When service is terminated, the utility dispatches an employee to the customer’s location. Once the money changes hands, the service technician restores service and reports back to the base. Sometimes the employee may be carrying several hundred dollars, after completing several such jobs.
Obviously, secured transmissions (or mobile data) are necessary. The utility is also sensitive to other situations (leaks or fires) that need to be kept confidential.
This forward-thinking utility is also grappling with the eventual implementation of narrowbanding in the bands traditionally used by utilities. This will have an effect on the current infrastructures, especially the repeaters.
This utility foresees VHF and UHF trunking as a possible technology to boost the capacity of some of its conventional channels in more populous areas in the near future.
In the more distant future, the utility foresees using a yet-to-be-defined “digital stream” to carry its diverse communications including voice, data and control. Whether this digital stream will be part of the utility’s own system, part of a common carrier or a satellite system, is unclear to the utility’s managers.
Mobile data The utility has been testing how effectively mobile data equipment and software can be used for control instead of communications. If it works well, the company may integrate mobile data with automatic meter connects and disconnects. With mobile data, service connects and disconnects could be handled differently than before.
As the service technician starts the day, data would already be downloaded to the service vehicle’s data terminal. The service technician would have all of the information necessary: the amount, the customer ID and the service required. Once the job is done, information would be sent back to the base, updating the records-all without a single transmission over voice channels. The service technician would collect the money and then, using mobile data technology, reconnect the service electronically. Furthermore, such jobs could be done on a real-time basis, throughout the day as well, without compromising either the utility or the customer. In the future, the service technician may even electronically transfer the customer’s funds.
Although mobile data has many applications, for this utility, customer service would be the first step. As software and hardware continue to mature, mobile data could eventually be used to control any number of power functions, such as grid manipulations, load balancing, switching pumps and bringing motors on line. Other future mobile data functions include automated maintenance scheduling, crew assignments, substation monitoring and control, and real-time data collection.
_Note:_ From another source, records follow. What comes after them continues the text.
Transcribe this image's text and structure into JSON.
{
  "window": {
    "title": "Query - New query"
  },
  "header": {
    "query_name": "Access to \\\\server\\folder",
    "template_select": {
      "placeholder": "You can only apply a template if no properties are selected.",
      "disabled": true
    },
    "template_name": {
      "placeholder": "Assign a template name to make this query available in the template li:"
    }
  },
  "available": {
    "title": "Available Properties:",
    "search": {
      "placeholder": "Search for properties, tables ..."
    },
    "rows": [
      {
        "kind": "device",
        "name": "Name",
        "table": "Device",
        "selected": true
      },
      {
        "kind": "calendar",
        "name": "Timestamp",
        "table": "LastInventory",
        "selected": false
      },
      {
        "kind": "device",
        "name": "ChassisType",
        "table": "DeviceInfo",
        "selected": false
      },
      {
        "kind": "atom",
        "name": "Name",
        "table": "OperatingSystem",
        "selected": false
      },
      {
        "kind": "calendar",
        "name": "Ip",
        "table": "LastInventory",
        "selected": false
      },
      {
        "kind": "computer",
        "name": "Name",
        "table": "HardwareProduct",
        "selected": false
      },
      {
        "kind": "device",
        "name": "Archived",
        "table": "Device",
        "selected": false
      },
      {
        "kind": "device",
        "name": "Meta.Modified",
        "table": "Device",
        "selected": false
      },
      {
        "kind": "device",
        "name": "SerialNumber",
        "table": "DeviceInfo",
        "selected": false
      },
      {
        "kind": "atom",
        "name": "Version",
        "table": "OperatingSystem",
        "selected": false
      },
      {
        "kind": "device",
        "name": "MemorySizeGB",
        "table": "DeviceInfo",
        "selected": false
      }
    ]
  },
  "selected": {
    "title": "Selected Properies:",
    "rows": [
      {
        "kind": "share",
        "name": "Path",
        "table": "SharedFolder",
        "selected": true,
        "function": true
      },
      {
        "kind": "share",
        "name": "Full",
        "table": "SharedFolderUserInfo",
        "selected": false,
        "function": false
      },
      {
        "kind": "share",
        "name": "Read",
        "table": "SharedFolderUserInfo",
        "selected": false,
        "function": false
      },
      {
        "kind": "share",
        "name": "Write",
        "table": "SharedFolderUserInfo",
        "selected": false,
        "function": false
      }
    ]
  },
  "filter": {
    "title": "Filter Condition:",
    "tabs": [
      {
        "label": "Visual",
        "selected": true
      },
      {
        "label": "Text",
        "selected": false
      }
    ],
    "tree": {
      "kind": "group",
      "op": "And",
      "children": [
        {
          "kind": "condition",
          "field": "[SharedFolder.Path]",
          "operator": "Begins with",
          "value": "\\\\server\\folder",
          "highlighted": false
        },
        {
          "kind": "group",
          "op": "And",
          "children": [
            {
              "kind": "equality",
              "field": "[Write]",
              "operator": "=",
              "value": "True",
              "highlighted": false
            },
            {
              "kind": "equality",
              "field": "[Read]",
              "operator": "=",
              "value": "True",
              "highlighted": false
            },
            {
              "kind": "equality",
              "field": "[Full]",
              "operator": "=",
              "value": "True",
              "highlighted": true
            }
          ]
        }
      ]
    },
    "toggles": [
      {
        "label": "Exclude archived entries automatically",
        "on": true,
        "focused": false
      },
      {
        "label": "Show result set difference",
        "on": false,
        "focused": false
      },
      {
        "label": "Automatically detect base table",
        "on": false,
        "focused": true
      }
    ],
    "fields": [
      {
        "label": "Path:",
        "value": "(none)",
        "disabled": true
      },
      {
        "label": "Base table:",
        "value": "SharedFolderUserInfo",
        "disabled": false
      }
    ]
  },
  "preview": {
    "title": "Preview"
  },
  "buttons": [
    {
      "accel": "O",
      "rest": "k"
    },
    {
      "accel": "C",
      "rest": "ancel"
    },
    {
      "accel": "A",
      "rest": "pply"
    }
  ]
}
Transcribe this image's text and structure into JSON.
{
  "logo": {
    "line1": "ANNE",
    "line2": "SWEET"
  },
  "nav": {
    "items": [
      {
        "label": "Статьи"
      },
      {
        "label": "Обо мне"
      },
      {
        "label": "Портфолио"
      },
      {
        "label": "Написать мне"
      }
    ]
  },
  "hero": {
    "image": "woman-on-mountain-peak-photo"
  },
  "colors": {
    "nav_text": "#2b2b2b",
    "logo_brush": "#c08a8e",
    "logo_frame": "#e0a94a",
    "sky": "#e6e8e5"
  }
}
For now, some of this is done with SCADA, but SCADA is not as dynamic as mobile data, nor does it have the ability to cross platforms as easily. SCADA systems are mostly self-contained, using dedicated hardware and frequencies, so moving the function to another frequency band and technology requires replacing sensor transmitters and antennas. In many cases, mobile data can be added to existing networks. This utility envisions mobile data, in part, as either an adjunct or a potential solution to SCADA’s limitations.
Welcome to the 21st century There are issues other than computer date interpolation that must be addressed in the next century. For this utility, visions include systems that can handle both voice and data simultaneously (referred to SVD), integrated AM/FM digital radios and bringing power line carrier (PLC) control over to a digital platform. But perhaps the most forward-thinking comment from this utility involves, in the not too distant future, the convergence of voice, data, SCADA, PLC and control in a small, hand-held PC (HPC) format. The system will be platform-independent and won’t matter which type of communication the user initiates. The system’s artificial intelligence will take care of details.